When the airline industry was regularly crashing planes in the 1970s, the US federal government stepped in to create the National Transportation Safety Board (NTSB) and encourage the creation of the CAST real-time learning system. Expert safety teams examine each accident — an assessment that includes a review of safety systems and culture — and then recommend measures to prevent future events. NTSB continually updates safety standards based on new learning across the industry. The transportation industry has grown to respect the expert opinion of the team and implements most recommendations.
We believe the creation of a National Patient Safety Board (NPSB) — something that a broad coalition of stakeholders has proposed — could perform a similar job in health care. The NPSB would not be a regulator; it would function as a facilitator for changing of safety practices in hospitals. Its standards for specific practices and improvement processes would take into account the nature of the services, demographics, social determinants of health, and other factors.
When a hospital reports a safety problem, an outside NPSB team would evaluate and recommend changes in the culture and practices of the health system in question. The team would consist of highly trained experts in health care safety practices. (Most third-party teams from organizations such as the Joint Commission, CMS, or expertise elsewhere, do not have the or respect to recommend safety improvements.) The NPSB should be a partner with health systems, not a regulating enemy, and existing bodies , such as CMS, should ensure that the CEO of the provider organization in question has his or her staff implement the recommendations.
To encourage care providers to prevent accidents or errors from occurring in the first place and to improve their ability to predict potential problems, the NPSB should support the creation of a public-private continuous learning system in which all the major players in health care enthusiastically participate . A model is the CAST system in aviation.
3. Create a national reporting mechanism.
It should be robust and should support real-time reporting of incidents. Leaders can take advantage of data from the electronic health records to surface and track safety incidents. Sophisticated EHR systems now allow for the capture and automatic upload of measures such as expected versus actual mortalities, hospital-acquired complications, such as infections, pressure ulcers, medication errors, wrong-sided surgeries, and staff injuries. And the advent of advanced information systems makes it possible for hospitals, surgery centers, and clinics to see patient results within hours, even minutes.
A national database would store the information, which patients and health care team members could access on demand.

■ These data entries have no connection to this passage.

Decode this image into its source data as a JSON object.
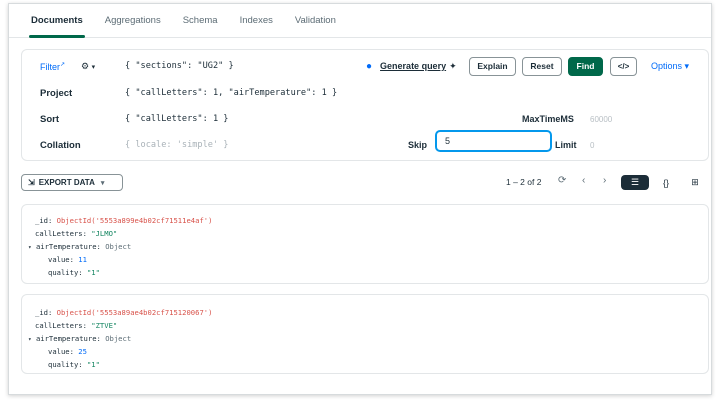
{
  "tabs": [
    "Documents",
    "Aggregations",
    "Schema",
    "Indexes",
    "Validation"
  ],
  "query": {
    "filter_label": "Filter",
    "filter_value": "{ \"sections\": \"UG2\" }",
    "generate_query": "Generate query",
    "buttons": {
      "explain": "Explain",
      "reset": "Reset",
      "find": "Find",
      "code": "</>"
    },
    "options": "Options ▾",
    "project_label": "Project",
    "project_value": "{ \"callLetters\": 1, \"airTemperature\": 1 }",
    "sort_label": "Sort",
    "sort_value": "{ \"callLetters\": 1 }",
    "maxtime_label": "MaxTimeMS",
    "maxtime_placeholder": "60000",
    "collation_label": "Collation",
    "collation_placeholder": "{ locale: 'simple' }",
    "skip_label": "Skip",
    "skip_value": "5",
    "limit_label": "Limit",
    "limit_placeholder": "0"
  },
  "results": {
    "export_label": "EXPORT DATA",
    "count": "1 – 2 of 2"
  },
  "documents": [
    {
      "id_value": "ObjectId('5553a899e4b02cf71511e4af')",
      "callLetters": "\"JLMO\"",
      "airTemperature_type": "Object",
      "value": "11",
      "quality": "\"1\""
    },
    {
      "id_value": "ObjectId('5553a89ae4b02cf715120067')",
      "callLetters": "\"ZTVE\"",
      "airTemperature_type": "Object",
      "value": "25",
      "quality": "\"1\""
    }
  ],
  "field_names": {
    "id": "_id:",
    "callLetters": "callLetters:",
    "airTemperature": "airTemperature:",
    "value": "value:",
    "quality": "quality:"
  },
  "colors": {
    "accent_green": "#00684a",
    "link_blue": "#016bf8",
    "focus_blue": "#0498ec"
  }
}
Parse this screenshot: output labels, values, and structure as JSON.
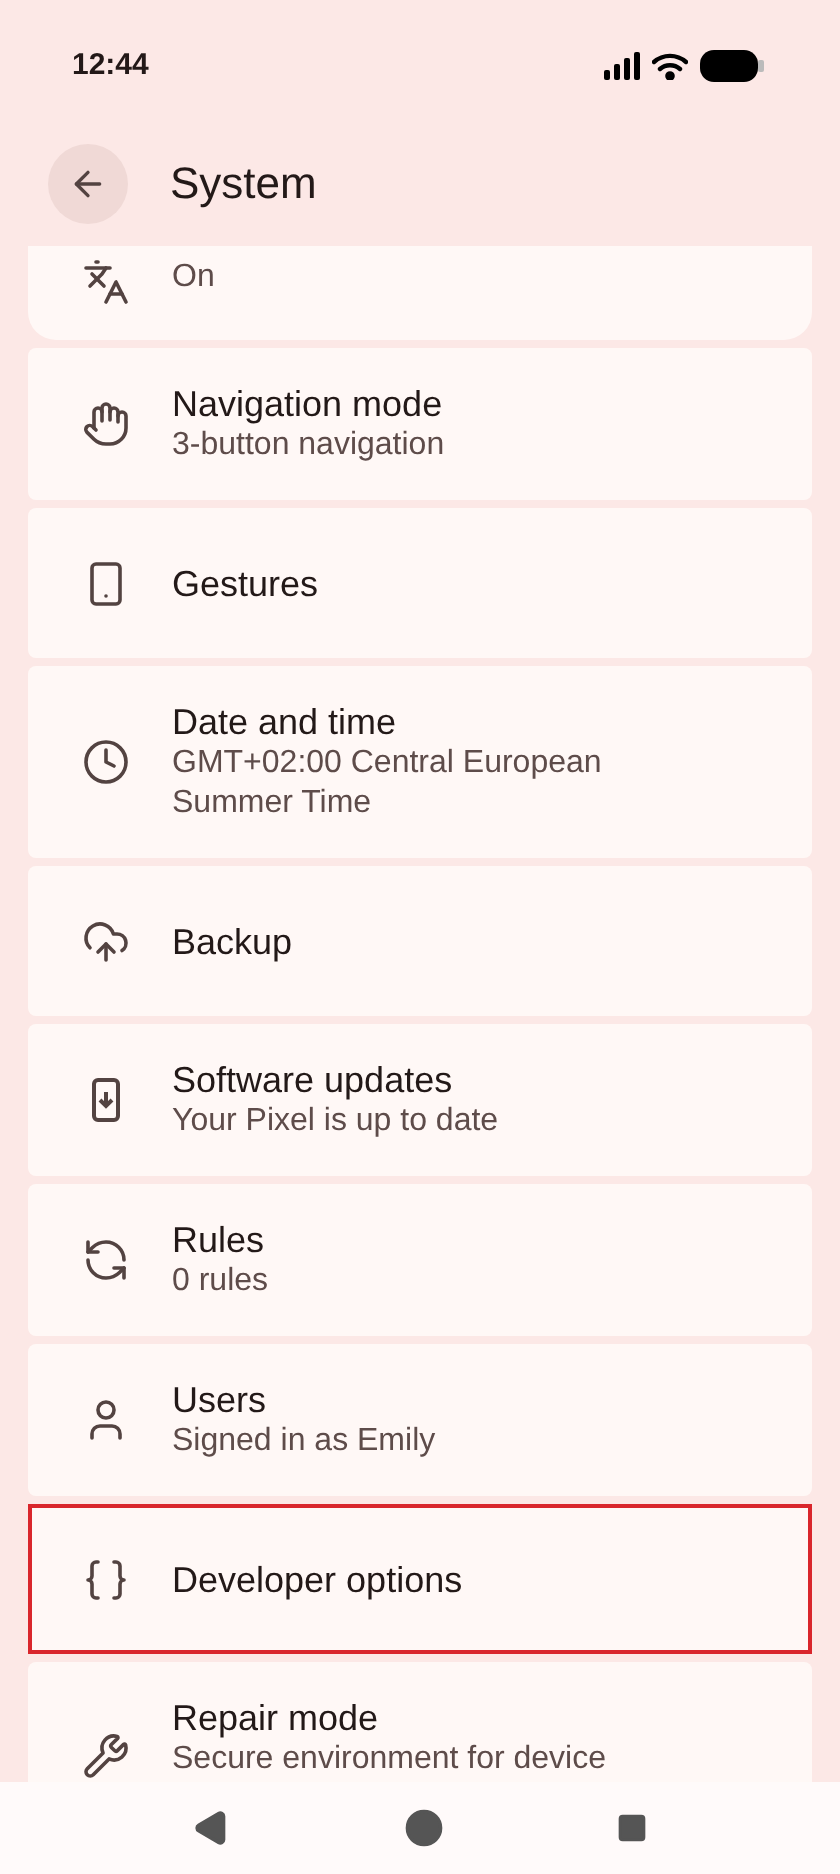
{
  "status_bar": {
    "time": "12:44"
  },
  "header": {
    "title": "System"
  },
  "items": [
    {
      "subtitle": "On",
      "highlighted": false
    },
    {
      "title": "Navigation mode",
      "subtitle": "3-button navigation",
      "highlighted": false
    },
    {
      "title": "Gestures",
      "highlighted": false
    },
    {
      "title": "Date and time",
      "subtitle": "GMT+02:00 Central European Summer Time",
      "highlighted": false
    },
    {
      "title": "Backup",
      "highlighted": false
    },
    {
      "title": "Software updates",
      "subtitle": "Your Pixel is up to date",
      "highlighted": false
    },
    {
      "title": "Rules",
      "subtitle": "0 rules",
      "highlighted": false
    },
    {
      "title": "Users",
      "subtitle": "Signed in as Emily",
      "highlighted": false
    },
    {
      "title": "Developer options",
      "highlighted": true
    },
    {
      "title": "Repair mode",
      "subtitle": "Secure environment for device",
      "highlighted": false
    }
  ]
}
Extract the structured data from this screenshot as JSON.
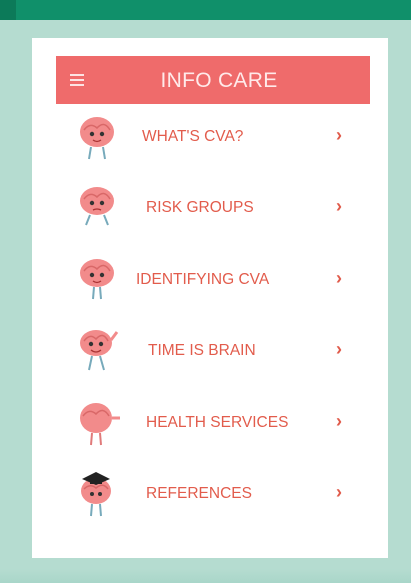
{
  "app": {
    "title": "INFO CARE"
  },
  "colors": {
    "background": "#b5dcd0",
    "status_bar": "#10906a",
    "app_bar": "#ef6b6b",
    "label": "#e25c4c",
    "brain": "#f28b8b"
  },
  "menu": {
    "items": [
      {
        "label": "WHAT'S CVA?",
        "icon": "brain-mascot-icon",
        "chevron": "›"
      },
      {
        "label": "RISK GROUPS",
        "icon": "brain-mascot-icon",
        "chevron": "›"
      },
      {
        "label": "IDENTIFYING CVA",
        "icon": "brain-mascot-icon",
        "chevron": "›"
      },
      {
        "label": "TIME IS BRAIN",
        "icon": "brain-mascot-icon",
        "chevron": "›"
      },
      {
        "label": "HEALTH SERVICES",
        "icon": "brain-mascot-icon",
        "chevron": "›"
      },
      {
        "label": "REFERENCES",
        "icon": "brain-mascot-graduate-icon",
        "chevron": "›"
      }
    ]
  }
}
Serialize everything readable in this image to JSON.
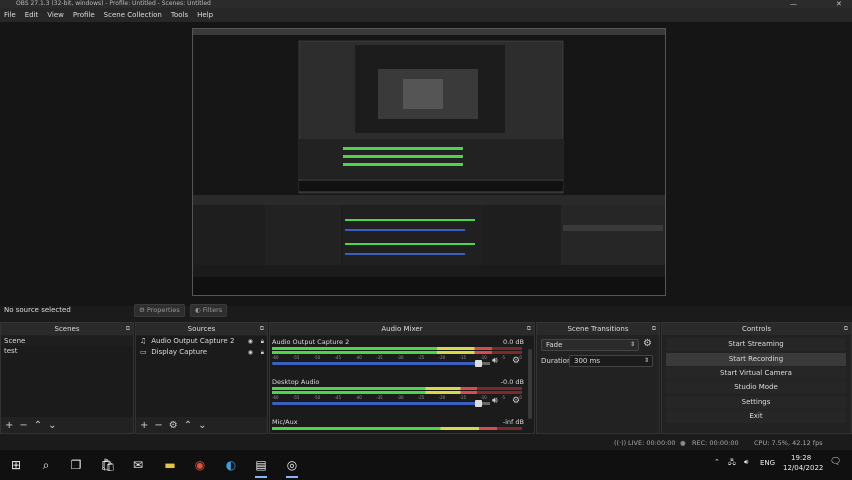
{
  "window": {
    "title": "OBS 27.1.3 (32-bit, windows) - Profile: Untitled - Scenes: Untitled",
    "minimize": "—",
    "close": "✕"
  },
  "menu": [
    "File",
    "Edit",
    "View",
    "Profile",
    "Scene Collection",
    "Tools",
    "Help"
  ],
  "status_source": "No source selected",
  "buttons": {
    "properties": "Properties",
    "filters": "Filters"
  },
  "scenes": {
    "title": "Scenes",
    "items": [
      "Scene",
      "test"
    ]
  },
  "sources": {
    "title": "Sources",
    "items": [
      {
        "name": "Audio Output Capture 2",
        "icon": "speaker-icon"
      },
      {
        "name": "Display Capture",
        "icon": "monitor-icon"
      }
    ]
  },
  "mixer": {
    "title": "Audio Mixer",
    "tracks": [
      {
        "name": "Audio Output Capture 2",
        "db": "0.0 dB",
        "level": 0.88
      },
      {
        "name": "Desktop Audio",
        "db": "-0.0 dB",
        "level": 0.82
      },
      {
        "name": "Mic/Aux",
        "db": "-inf dB",
        "level": 0.9
      }
    ],
    "ticks": [
      "-60",
      "-55",
      "-50",
      "-45",
      "-40",
      "-35",
      "-30",
      "-25",
      "-20",
      "-15",
      "-10",
      "-5",
      "0"
    ]
  },
  "transitions": {
    "title": "Scene Transitions",
    "selected": "Fade",
    "duration_label": "Duration",
    "duration_value": "300 ms"
  },
  "controls": {
    "title": "Controls",
    "buttons": [
      "Start Streaming",
      "Start Recording",
      "Start Virtual Camera",
      "Studio Mode",
      "Settings",
      "Exit"
    ],
    "highlighted": 1
  },
  "status": {
    "live": "LIVE: 00:00:00",
    "rec": "REC: 00:00:00",
    "cpu": "CPU: 7.5%, 42.12 fps"
  },
  "taskbar": {
    "language": "ENG",
    "time": "19:28",
    "date": "12/04/2022"
  }
}
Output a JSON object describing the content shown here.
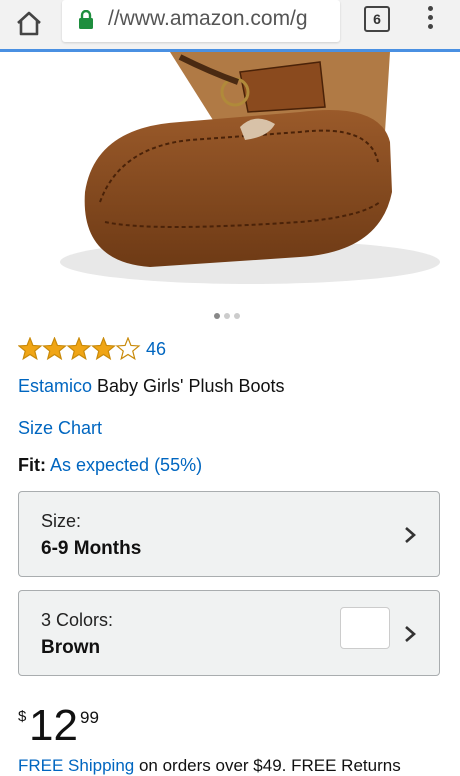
{
  "browser": {
    "url_text": "//www.amazon.com/g",
    "tab_count": "6"
  },
  "product": {
    "rating": 4,
    "rating_count": "46",
    "brand": "Estamico",
    "title_rest": " Baby Girls' Plush Boots",
    "size_chart": "Size Chart",
    "fit_label": "Fit:",
    "fit_value": "As expected (55%)",
    "image_dots": 3,
    "active_dot": 0
  },
  "selectors": {
    "size": {
      "label": "Size:",
      "value": "6-9 Months"
    },
    "color": {
      "label": "3 Colors:",
      "value": "Brown"
    }
  },
  "price": {
    "currency": "$",
    "whole": "12",
    "fraction": "99"
  },
  "shipping": {
    "link": "FREE Shipping",
    "rest": " on orders over $49. FREE Returns"
  },
  "colors": {
    "link": "#0066c0",
    "star": "#f0a515",
    "accent_bar": "#4a90e2"
  }
}
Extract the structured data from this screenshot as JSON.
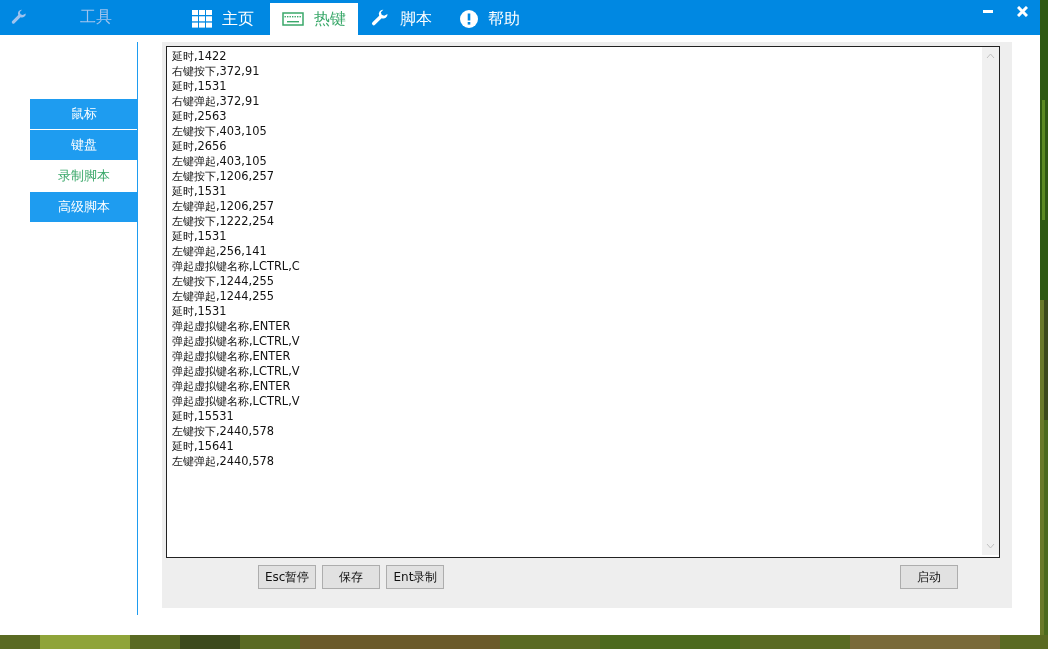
{
  "app": {
    "title": "工具"
  },
  "tabs": [
    {
      "label": "主页",
      "kind": "grid",
      "selected": false
    },
    {
      "label": "热键",
      "kind": "keyboard",
      "selected": true
    },
    {
      "label": "脚本",
      "kind": "wrench",
      "selected": false
    },
    {
      "label": "帮助",
      "kind": "info",
      "selected": false
    }
  ],
  "sidebar": {
    "items": [
      {
        "label": "鼠标",
        "selected": false
      },
      {
        "label": "键盘",
        "selected": false
      },
      {
        "label": "录制脚本",
        "selected": true
      },
      {
        "label": "高级脚本",
        "selected": false
      }
    ]
  },
  "script_lines": [
    "延时,1422",
    "右键按下,372,91",
    "延时,1531",
    "右键弹起,372,91",
    "延时,2563",
    "左键按下,403,105",
    "延时,2656",
    "左键弹起,403,105",
    "左键按下,1206,257",
    "延时,1531",
    "左键弹起,1206,257",
    "左键按下,1222,254",
    "延时,1531",
    "左键弹起,256,141",
    "弹起虚拟键名称,LCTRL,C",
    "左键按下,1244,255",
    "左键弹起,1244,255",
    "延时,1531",
    "弹起虚拟键名称,ENTER",
    "弹起虚拟键名称,LCTRL,V",
    "弹起虚拟键名称,ENTER",
    "弹起虚拟键名称,LCTRL,V",
    "弹起虚拟键名称,ENTER",
    "弹起虚拟键名称,LCTRL,V",
    "延时,15531",
    "左键按下,2440,578",
    "延时,15641",
    "左键弹起,2440,578"
  ],
  "buttons": [
    "Esc暂停",
    "保存",
    "Ent录制"
  ],
  "start_button": "启动"
}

We believe timely data would motivate teams to focus on immediate improvement in safety systems. Existing CMS initiatives only display months-old data. Such retrospective quality reporting from CMS and other organizations has not reduced the variation in clinical outcomes, but the system we have described would. By identifying hospitals with poor safety records (eg, those with mortality rates five times their peers’) and motivating teams, the system we advocate would vastly improve safety in health care.
4. Turn on EHR’s machine-learning systems.
These systems, which signal risky conditions that could give rise to accidents or errors so caregivers can intervene and prevent harm, are embedded in most EHR systems but often are not operating. Executive teams should use this software to understand the degree of harm occurring in their hospital.
There is an epidemic problem of poor safety in health care. Without meaningful national changes, it will not cure itself. As happened in aviation, we need to go from ineffectively reactive to proactive to predictive by taking the linked steps we have proposed. We should not punish when harm occurs but instead create systems that support safety improvement and finally tackle for good the safety problems still plaging US hospitals.